◆ Information provided ◆
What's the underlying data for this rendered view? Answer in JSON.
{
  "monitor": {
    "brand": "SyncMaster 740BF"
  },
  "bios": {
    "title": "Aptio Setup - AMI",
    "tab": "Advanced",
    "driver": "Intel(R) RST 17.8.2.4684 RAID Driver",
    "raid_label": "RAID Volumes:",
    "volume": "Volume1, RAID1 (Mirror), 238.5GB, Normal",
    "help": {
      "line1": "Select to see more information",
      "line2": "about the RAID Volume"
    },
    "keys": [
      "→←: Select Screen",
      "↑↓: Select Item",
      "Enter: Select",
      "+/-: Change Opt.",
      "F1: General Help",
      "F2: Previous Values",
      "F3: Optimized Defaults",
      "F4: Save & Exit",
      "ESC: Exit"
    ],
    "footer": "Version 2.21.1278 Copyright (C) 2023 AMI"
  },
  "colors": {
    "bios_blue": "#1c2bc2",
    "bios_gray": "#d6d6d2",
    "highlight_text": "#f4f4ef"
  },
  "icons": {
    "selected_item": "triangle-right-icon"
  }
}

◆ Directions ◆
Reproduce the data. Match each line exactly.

◆ Task output ◆
What's the underlying data for this rendered view? Answer in JSON.
{
  "monitor": {
    "brand": "SyncMaster 740BF"
  },
  "bios": {
    "title": "Aptio Setup - AMI",
    "tab": "Advanced",
    "driver": "Intel(R) RST 17.8.2.4684 RAID Driver",
    "raid_label": "RAID Volumes:",
    "volume": "Volume1, RAID1 (Mirror), 238.5GB, Normal",
    "help": {
      "line1": "Select to see more information",
      "line2": "about the RAID Volume"
    },
    "keys": [
      "→←: Select Screen",
      "↑↓: Select Item",
      "Enter: Select",
      "+/-: Change Opt.",
      "F1: General Help",
      "F2: Previous Values",
      "F3: Optimized Defaults",
      "F4: Save & Exit",
      "ESC: Exit"
    ],
    "footer": "Version 2.21.1278 Copyright (C) 2023 AMI"
  },
  "colors": {
    "bios_blue": "#1c2bc2",
    "bios_gray": "#d6d6d2",
    "highlight_text": "#f4f4ef"
  },
  "icons": {
    "selected_item": "triangle-right-icon"
  }
}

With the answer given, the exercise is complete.